Start of SUPPLIED DATA

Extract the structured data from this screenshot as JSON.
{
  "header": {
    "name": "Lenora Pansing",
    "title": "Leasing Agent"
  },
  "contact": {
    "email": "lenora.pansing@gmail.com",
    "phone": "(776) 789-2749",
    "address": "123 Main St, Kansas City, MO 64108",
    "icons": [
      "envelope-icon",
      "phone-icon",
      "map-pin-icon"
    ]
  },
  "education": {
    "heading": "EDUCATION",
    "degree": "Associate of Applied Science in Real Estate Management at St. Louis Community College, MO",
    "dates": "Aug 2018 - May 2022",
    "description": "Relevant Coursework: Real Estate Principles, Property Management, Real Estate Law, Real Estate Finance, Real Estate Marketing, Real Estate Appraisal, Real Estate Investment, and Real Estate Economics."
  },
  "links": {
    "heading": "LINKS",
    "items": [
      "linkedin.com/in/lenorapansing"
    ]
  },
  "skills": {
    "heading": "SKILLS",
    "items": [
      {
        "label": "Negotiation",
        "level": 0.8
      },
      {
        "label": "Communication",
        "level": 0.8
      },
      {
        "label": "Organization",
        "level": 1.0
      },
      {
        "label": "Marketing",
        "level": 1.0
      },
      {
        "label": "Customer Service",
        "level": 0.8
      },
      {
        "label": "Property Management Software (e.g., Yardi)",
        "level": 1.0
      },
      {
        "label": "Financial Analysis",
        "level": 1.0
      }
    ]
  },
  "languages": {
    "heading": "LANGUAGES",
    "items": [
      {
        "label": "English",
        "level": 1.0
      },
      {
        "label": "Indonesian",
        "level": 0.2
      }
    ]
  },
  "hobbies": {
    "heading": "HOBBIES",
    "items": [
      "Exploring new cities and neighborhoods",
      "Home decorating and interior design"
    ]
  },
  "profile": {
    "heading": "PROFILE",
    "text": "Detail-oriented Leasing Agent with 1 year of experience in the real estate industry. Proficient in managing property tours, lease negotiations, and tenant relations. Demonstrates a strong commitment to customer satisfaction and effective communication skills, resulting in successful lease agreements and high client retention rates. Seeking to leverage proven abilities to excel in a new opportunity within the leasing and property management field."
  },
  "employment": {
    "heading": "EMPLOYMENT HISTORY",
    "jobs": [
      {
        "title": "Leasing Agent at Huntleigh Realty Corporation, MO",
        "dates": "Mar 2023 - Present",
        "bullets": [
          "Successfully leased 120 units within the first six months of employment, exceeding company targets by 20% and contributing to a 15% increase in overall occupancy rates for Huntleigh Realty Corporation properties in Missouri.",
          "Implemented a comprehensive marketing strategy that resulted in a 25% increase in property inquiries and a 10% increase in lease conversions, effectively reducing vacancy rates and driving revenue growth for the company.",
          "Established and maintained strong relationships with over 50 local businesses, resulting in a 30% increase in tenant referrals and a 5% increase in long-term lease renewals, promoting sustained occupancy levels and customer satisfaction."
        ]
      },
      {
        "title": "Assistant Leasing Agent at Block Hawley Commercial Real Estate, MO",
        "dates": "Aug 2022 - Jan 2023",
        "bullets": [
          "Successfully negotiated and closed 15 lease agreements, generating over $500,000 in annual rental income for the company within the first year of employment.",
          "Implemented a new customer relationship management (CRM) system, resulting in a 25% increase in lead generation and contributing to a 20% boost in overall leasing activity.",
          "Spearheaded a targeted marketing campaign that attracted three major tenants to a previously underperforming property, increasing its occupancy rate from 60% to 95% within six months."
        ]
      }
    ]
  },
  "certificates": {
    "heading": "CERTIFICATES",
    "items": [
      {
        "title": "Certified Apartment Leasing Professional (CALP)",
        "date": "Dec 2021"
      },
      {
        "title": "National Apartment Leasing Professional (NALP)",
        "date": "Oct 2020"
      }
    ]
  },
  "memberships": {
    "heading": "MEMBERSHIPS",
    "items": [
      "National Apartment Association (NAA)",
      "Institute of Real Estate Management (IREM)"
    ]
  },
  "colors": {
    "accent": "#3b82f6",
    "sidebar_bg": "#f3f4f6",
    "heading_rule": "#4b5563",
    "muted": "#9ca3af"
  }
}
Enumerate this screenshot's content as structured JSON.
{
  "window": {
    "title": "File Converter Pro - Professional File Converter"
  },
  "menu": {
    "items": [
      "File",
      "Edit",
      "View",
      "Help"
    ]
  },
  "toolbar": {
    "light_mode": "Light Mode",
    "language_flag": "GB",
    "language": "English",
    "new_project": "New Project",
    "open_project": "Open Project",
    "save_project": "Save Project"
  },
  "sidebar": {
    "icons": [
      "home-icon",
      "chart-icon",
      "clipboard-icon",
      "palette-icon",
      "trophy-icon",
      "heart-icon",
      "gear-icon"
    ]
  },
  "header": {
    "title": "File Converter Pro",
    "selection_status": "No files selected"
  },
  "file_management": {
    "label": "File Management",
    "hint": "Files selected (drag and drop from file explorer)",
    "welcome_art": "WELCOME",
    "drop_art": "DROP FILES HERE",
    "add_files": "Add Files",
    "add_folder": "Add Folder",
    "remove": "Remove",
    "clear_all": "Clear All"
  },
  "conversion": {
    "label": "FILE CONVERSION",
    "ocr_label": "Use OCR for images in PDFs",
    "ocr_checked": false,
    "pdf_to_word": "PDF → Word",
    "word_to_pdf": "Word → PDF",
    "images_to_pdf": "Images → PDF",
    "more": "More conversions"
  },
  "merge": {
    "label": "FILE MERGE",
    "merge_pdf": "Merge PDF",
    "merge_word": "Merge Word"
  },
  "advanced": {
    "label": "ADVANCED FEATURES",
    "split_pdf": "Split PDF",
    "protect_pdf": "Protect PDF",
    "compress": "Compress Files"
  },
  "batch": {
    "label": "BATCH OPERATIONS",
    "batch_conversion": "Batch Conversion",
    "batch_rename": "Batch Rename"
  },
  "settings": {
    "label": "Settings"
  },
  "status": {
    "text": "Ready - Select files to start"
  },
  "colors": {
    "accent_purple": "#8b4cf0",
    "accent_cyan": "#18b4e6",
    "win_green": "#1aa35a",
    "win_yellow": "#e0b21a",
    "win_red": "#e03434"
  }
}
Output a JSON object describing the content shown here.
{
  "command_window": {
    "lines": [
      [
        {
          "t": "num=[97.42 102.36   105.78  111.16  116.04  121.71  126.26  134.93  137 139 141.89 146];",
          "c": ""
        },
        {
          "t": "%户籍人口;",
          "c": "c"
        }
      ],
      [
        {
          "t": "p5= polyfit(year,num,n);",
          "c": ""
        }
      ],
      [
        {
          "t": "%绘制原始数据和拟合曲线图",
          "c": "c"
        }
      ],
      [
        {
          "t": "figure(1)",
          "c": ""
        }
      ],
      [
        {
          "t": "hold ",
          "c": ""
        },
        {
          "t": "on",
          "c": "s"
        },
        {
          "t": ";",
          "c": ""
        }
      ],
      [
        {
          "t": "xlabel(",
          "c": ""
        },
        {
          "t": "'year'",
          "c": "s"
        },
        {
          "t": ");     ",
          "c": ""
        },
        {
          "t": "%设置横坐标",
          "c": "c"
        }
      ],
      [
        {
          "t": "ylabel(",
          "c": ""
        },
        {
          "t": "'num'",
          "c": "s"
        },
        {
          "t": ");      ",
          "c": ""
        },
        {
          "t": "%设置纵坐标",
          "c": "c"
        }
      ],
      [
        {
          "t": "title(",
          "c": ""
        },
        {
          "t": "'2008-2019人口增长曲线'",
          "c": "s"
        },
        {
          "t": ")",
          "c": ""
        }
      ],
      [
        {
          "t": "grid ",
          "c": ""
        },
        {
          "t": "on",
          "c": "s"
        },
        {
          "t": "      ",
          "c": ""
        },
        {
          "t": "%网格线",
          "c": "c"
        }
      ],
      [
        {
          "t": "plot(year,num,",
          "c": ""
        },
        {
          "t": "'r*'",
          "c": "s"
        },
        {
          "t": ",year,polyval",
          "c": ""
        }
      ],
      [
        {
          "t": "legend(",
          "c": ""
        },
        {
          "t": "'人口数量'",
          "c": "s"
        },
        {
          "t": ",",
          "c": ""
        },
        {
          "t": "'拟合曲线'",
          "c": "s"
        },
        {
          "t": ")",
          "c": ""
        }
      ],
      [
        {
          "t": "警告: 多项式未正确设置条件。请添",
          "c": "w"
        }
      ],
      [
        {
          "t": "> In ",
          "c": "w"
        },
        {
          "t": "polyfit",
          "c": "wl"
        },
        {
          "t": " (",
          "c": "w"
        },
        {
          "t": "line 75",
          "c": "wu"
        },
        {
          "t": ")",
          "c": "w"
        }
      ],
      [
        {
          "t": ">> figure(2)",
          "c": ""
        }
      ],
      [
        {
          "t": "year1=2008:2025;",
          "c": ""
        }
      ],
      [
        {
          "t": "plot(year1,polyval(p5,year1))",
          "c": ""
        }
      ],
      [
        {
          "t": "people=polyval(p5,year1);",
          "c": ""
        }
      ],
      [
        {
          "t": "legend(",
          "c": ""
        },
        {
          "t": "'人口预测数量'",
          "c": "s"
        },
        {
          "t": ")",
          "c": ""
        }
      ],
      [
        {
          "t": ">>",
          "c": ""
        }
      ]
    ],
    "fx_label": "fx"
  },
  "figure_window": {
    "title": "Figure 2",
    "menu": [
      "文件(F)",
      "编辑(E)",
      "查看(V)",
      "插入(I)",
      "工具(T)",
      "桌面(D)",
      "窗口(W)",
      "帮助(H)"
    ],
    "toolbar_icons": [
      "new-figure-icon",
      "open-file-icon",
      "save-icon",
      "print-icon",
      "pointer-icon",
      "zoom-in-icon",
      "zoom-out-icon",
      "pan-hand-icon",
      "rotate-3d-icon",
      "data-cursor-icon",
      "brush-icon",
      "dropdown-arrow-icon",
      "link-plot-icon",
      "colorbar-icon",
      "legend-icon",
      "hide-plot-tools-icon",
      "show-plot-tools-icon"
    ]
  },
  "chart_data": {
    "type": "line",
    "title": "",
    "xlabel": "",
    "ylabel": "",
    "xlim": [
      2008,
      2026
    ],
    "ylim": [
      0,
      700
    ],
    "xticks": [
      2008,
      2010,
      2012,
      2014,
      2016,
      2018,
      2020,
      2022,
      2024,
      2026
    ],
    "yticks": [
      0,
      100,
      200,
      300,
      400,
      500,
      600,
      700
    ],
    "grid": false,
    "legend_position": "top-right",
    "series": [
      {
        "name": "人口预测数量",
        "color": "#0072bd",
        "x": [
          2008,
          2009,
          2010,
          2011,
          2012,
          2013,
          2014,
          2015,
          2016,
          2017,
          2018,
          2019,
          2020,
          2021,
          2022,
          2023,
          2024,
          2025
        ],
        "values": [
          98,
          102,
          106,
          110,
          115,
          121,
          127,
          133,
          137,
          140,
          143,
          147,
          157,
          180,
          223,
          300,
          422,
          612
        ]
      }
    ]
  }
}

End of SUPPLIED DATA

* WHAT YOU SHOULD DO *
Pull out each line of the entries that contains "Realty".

* RESPONSE FOR THIS EXERCISE *
        "title": "Leasing Agent at Huntleigh Realty Corporation, MO",
          "Successfully leased 120 units within the first six months of employment, exceeding company targets by 20% and contributing to a 15% increase in overall occupancy rates for Huntleigh Realty Corporation properties in Missouri.",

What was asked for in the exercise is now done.